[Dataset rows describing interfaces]

────

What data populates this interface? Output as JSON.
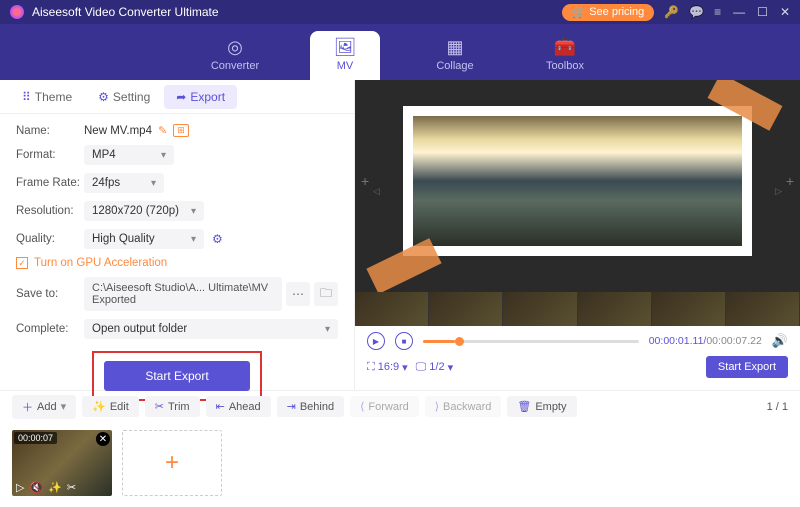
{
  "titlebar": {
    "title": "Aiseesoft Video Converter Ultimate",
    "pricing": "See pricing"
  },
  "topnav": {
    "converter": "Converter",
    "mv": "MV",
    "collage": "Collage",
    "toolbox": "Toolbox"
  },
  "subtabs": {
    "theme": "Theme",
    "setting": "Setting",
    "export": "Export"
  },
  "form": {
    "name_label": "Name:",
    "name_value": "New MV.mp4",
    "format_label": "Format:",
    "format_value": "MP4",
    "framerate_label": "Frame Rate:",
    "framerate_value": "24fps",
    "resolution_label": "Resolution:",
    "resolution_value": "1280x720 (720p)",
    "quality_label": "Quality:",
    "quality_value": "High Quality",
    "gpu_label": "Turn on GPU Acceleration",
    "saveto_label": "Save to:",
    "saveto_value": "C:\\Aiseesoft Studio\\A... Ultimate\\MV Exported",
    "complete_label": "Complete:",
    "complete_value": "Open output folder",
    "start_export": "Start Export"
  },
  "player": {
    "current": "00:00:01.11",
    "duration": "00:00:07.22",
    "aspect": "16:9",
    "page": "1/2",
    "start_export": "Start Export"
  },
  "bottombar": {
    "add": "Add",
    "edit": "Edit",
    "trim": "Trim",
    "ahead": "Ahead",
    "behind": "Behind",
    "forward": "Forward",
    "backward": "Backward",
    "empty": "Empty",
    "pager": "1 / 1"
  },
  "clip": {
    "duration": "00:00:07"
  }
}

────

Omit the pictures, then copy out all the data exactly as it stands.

» Your response:
What data populates this interface? Output as JSON.
{
  "titlebar": {
    "title": "Aiseesoft Video Converter Ultimate",
    "pricing": "See pricing"
  },
  "topnav": {
    "converter": "Converter",
    "mv": "MV",
    "collage": "Collage",
    "toolbox": "Toolbox"
  },
  "subtabs": {
    "theme": "Theme",
    "setting": "Setting",
    "export": "Export"
  },
  "form": {
    "name_label": "Name:",
    "name_value": "New MV.mp4",
    "format_label": "Format:",
    "format_value": "MP4",
    "framerate_label": "Frame Rate:",
    "framerate_value": "24fps",
    "resolution_label": "Resolution:",
    "resolution_value": "1280x720 (720p)",
    "quality_label": "Quality:",
    "quality_value": "High Quality",
    "gpu_label": "Turn on GPU Acceleration",
    "saveto_label": "Save to:",
    "saveto_value": "C:\\Aiseesoft Studio\\A... Ultimate\\MV Exported",
    "complete_label": "Complete:",
    "complete_value": "Open output folder",
    "start_export": "Start Export"
  },
  "player": {
    "current": "00:00:01.11",
    "duration": "00:00:07.22",
    "aspect": "16:9",
    "page": "1/2",
    "start_export": "Start Export"
  },
  "bottombar": {
    "add": "Add",
    "edit": "Edit",
    "trim": "Trim",
    "ahead": "Ahead",
    "behind": "Behind",
    "forward": "Forward",
    "backward": "Backward",
    "empty": "Empty",
    "pager": "1 / 1"
  },
  "clip": {
    "duration": "00:00:07"
  }
}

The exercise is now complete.